The pre-slab inspection is completed once the foundation has been laid-out and the forms are in place per the approved building plans. Additionally, the trenches for the sewer and water distribution system (if copper) have been dug and the rough plumbing installed and water tested. The pre-slab inspection must be completed prior to covering up the rough plumbing.
The Framing Inspection is completed once the project is “dried-in.” This is when the roof sheathing and tar paper have been installed and, in the case of a tile roof, the tiles have been stacked on the roof. The interior of the project is now protected from the weather and the rough plumbing and electrical can begin. It will typically take a few weeks to two months or more between the pre-slab and framing inspections.

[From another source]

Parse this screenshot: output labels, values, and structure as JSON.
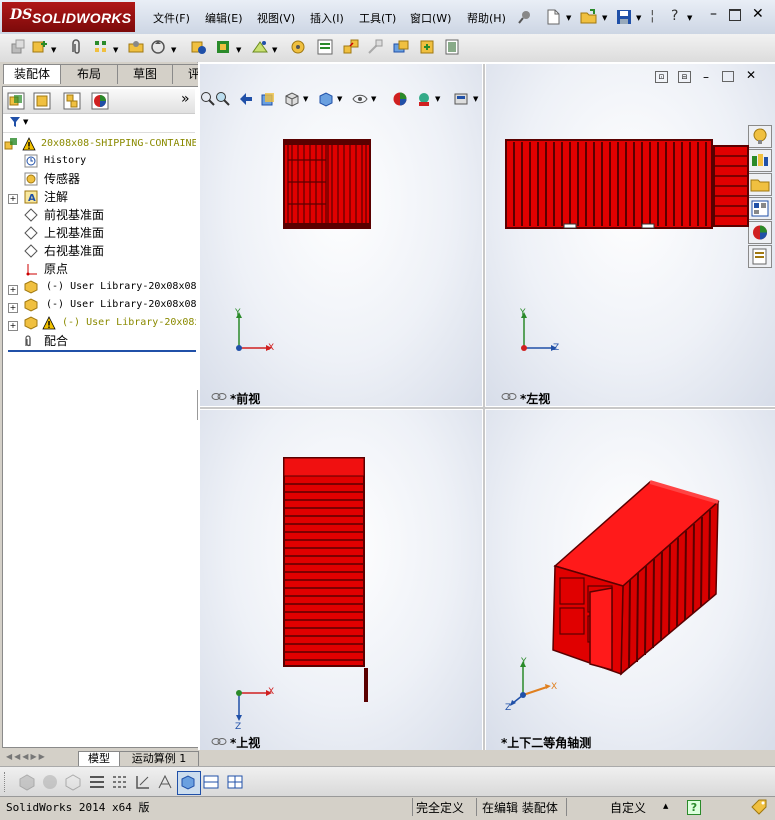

|All Systems or Components Not Reported on in Prior Inspection|
|Foundation and Footings|
|Floor Structure (if applicable)|
|Attachment of Exterior Walls to Foundation|
|Interior and Exterior Wall Structure|
|Chimney and Fireplace Installations (if applicable)|
|Window and Door Installation and Flashing|
|Attachment of Walls to Roof Structure|
The pre-drywall inspection is completed just prior to the installation of the drywall. All rough electrical, plumbing, heating, ventilation, and air conditioning (HVAC) should be completed at this point. All subcontractors’ work will have been checked and follow-up visits completed. This is one of the most critical inspections as, all construction to this point will be covered and will no longer be visible. It will typically take from a few weeks to two months or more between the framing and pre-drywall inspections.
|All Systems and Components Not Reported on in Prior Inspections (if visible)|
|Rough Plumbing – Water Distribution and Sewer|
|Rough Electrical – Main Electrical Panel and Branch Circuits|
|HVAC Installation and Ductwork|
|Fire Stop and Fire Blocking|
|Chimney and Fireplace Installations (if applicable)|
|Attic Ventilation and Insulation|
|Exterior Wall Cladding|
The Final Walk-Through Inspection is a full Certified Home Inspection, and is typically completed just prior to closing. This is a critical time for the builder, and many issues will be addressed in the final days and hours leading up to closing. We encourage you to notify your builder that you have scheduled a Final Walk-Through Inspection by an independent inspector and ensure that all construction work has been finished prior to setting the date for the Final Walk-Through Inspection.